The Seemingly Easy Way
GnuCash has a menu option “Tools”, “Close Book”.
This is well-intentioned but doesn’t remove any transactions. It adds two more. I shouldn’t have been surprised. It does say this in the manual or guide.
What it actually does is add one transaction to all of your Income accounts transferring the money to another account (such as Equity:Opening Balances) and one transaction transferring all of your expenses to another account (often the same one: Equity:Opening Balances). Each transaction is split across all of the Income or Expense accounts and the total is balanced by a matching amount in the nominated transfer account (Equity:Opening Balances).
It is a neat solution from an accountant’s point of view. No information is lost. The Income and Expense accounts are all zero-ed ready for the new year and the opening balances have been tweaked to reflect the new starting position.
However, for those of us that don’t think like an accountant, it is a pain in the neck. We’d reconciled all of last year’s transactions. We’ve been through that pain, and we never want to have to re-reconcile those transactions ever again. We don’t want them there to edit by mistake (and mess up the starting balances). We want a clean slate. We wanted an empty file and a new start for a new year. It would also have been nice to have had new opening balances for each of the asset and liability accounts. Their balances are correct but not because of a fresh opening balance transaction. They are correct because every transaction in every asset and liability account is still there.
If you do “Tools”, “Close Book” and want to reverse it, that’s pretty easy. Go to the “Equity:Opening Balances” account (or whichever you specified) and delete the two transactions. That will undo all of the splits entered into all of the Income and Expense accounts.
Anyway, this menu tool does a very good job for accountants and does it very well and eligently; but it isn’t what most of us are looking for.
Anyone who has been using GnuCash for a while has probably already said, “What on earth are you doing?”
It is actually incredibly easy. Provided you know how. It is one of those “You have to be there to be able to get there” things.
It is probably even documented somewhere and I just didn’t notice it.
Maybe it is self evident and so obvious that no-one would even think of explaining it.
You create a new file by “File”, “Export”, “Accounts”.
Choose the directory where you want the new file and give it a name that matches your convention for business and year.
Now, pretend you haven’t created an export of some information from your existing account file. Pretend it is a new account file just like your current one. Use “File”, “Open” and select the export file. It opens. You can add transactions to it. It has your existing accounts.

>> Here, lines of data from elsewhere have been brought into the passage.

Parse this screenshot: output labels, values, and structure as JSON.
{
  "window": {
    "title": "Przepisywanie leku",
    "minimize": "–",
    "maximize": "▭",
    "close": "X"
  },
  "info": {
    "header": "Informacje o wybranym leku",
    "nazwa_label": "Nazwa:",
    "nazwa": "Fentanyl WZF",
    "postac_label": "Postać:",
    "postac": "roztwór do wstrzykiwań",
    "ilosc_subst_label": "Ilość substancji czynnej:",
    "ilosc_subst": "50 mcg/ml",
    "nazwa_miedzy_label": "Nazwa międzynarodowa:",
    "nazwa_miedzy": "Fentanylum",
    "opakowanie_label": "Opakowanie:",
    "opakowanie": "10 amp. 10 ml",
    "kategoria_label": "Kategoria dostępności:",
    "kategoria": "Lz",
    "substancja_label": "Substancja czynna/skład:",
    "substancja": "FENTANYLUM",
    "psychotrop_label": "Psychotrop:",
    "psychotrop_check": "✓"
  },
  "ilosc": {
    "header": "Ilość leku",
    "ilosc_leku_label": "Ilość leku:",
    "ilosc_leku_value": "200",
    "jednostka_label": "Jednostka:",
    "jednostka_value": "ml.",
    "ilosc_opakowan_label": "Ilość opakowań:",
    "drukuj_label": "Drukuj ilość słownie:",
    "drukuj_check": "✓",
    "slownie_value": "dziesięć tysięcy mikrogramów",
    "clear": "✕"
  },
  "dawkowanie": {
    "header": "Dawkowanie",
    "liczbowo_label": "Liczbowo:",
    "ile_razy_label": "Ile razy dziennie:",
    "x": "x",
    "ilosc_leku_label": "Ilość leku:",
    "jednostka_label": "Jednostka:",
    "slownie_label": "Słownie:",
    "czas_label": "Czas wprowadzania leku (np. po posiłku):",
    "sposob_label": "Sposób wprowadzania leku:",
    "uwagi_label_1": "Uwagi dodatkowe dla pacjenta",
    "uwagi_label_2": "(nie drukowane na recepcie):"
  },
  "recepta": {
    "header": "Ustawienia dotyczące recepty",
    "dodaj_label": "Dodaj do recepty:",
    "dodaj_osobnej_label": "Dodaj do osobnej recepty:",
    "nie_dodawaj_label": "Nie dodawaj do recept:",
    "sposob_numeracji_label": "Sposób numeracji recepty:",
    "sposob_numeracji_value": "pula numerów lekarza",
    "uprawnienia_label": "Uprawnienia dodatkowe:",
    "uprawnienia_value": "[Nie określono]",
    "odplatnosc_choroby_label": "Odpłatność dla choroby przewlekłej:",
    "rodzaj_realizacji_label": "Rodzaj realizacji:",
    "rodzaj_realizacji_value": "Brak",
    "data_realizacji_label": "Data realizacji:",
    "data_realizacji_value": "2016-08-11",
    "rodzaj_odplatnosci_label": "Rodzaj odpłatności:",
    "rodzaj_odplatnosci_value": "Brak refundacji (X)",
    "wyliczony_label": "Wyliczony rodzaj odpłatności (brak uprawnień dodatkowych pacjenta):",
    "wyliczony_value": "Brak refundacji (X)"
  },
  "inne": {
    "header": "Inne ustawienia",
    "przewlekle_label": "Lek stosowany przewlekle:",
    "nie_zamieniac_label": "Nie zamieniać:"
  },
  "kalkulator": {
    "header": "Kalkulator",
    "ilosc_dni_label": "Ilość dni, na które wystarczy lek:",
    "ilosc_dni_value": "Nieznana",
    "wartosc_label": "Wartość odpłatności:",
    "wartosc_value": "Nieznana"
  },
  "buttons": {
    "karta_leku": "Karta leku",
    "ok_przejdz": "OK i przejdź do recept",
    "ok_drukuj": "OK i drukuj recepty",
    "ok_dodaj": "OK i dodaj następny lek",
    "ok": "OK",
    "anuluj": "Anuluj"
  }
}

There are no transaction in it (until you add one). All of the Income and Expense balances are zero. So are the Asset, Liability and Equity accounts; but it is a much better starting point.
Add the opening balances of your Asset and Liability accounts and you are up and running.